The Green Guide has published the results of its annual Green Schools survey, and the results show that a number of elementary, middle and high schools around the country are taking innovative steps in curriculum development, building construction and maintenance, and community involvement. The criteria set for the program involve not just the usual suspects of recycling programs and non-toxic cleaning products, but also LEED certification for buildings, campus green space, procurement and transportation policies, and electricity from renewable sources.

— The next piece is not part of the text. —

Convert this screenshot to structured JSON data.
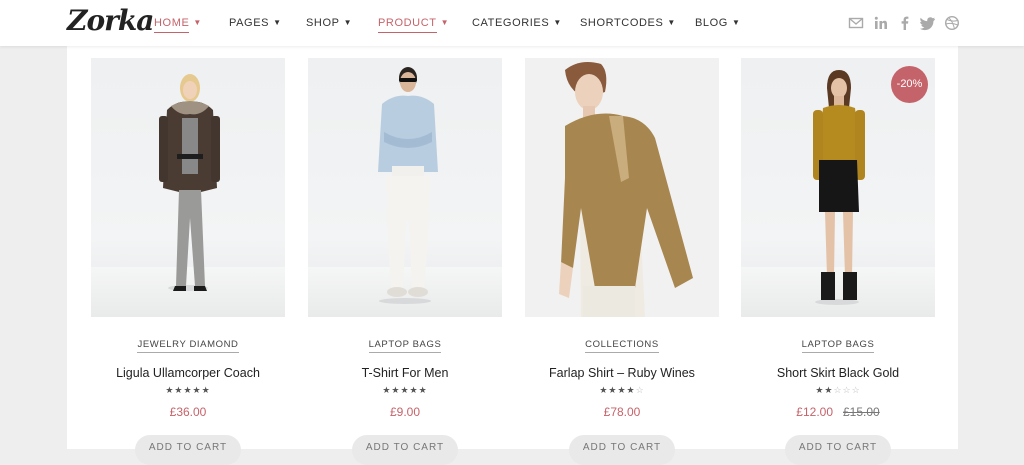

In each case, schools seem to recognize that “going green” isn’t simply about providing a healthier, cleaner environment for learning, but also teaching students about the natural world and their relationship to it. The top ten schools in terms of ranking (there are actually eleven) are:
- Punahou School (private), Honolulu, HI
- The Willow School (private), Gladstone, NJ
- Desert Edge High School (public), Goodyear, AZ
- East Clayton Elementary (public), Clayton, NC
- Conserve School (private), Land O’Lakes, WI
- Ross School (private), East Hampton, New York
- Michael E. Capuano Early Childhood Center (public), Somerville, MA
- Clackamas High School (public), Clackamas, OR (tied for 8th place)
- Washburn Elementary School (public), Washburn, WI (tied for 8th place)
- One World Montessori (private), San Jose, CA (tied for 10th place)
- Sonoji Sakai Intermediate School (public), Bainbridge Island, Washington (tied for 10th place)
Congratulations to all of these schools, and the administrators, teachers, staff members and parents that contributed to creating green institutions for students! It’s very good to see that schools around the US are taking the initiative to incorporate sustainable practices into almost every element of their environment.
Of course, a survey like this also shows us how far we have to go in terms of making schools places where the environments are most conducive to student learning and empowerment. One doesn’t have to look too hard at this list to see the woeful lack of urban schools (two others did make the next tier), where students often have to settle for the least favorable settings in terms of environmental quality and opportunities for innovative programs. The Green Guide is doing a real service by promoting the successes of schools that have the funding and support to create sustainable spaces for education; we all have to start pushing for these kinds of environments for all students, though. This isn’t just about treehuggers calling for environmental consciousness; rather, it’s about creating the places and practices most supportive of kids in reaching their academic potential. Off the top of my head, I’m not aware of any foundations or organizations trying to replicate such models in districts lacking in money, knowledge or political will — are any of you?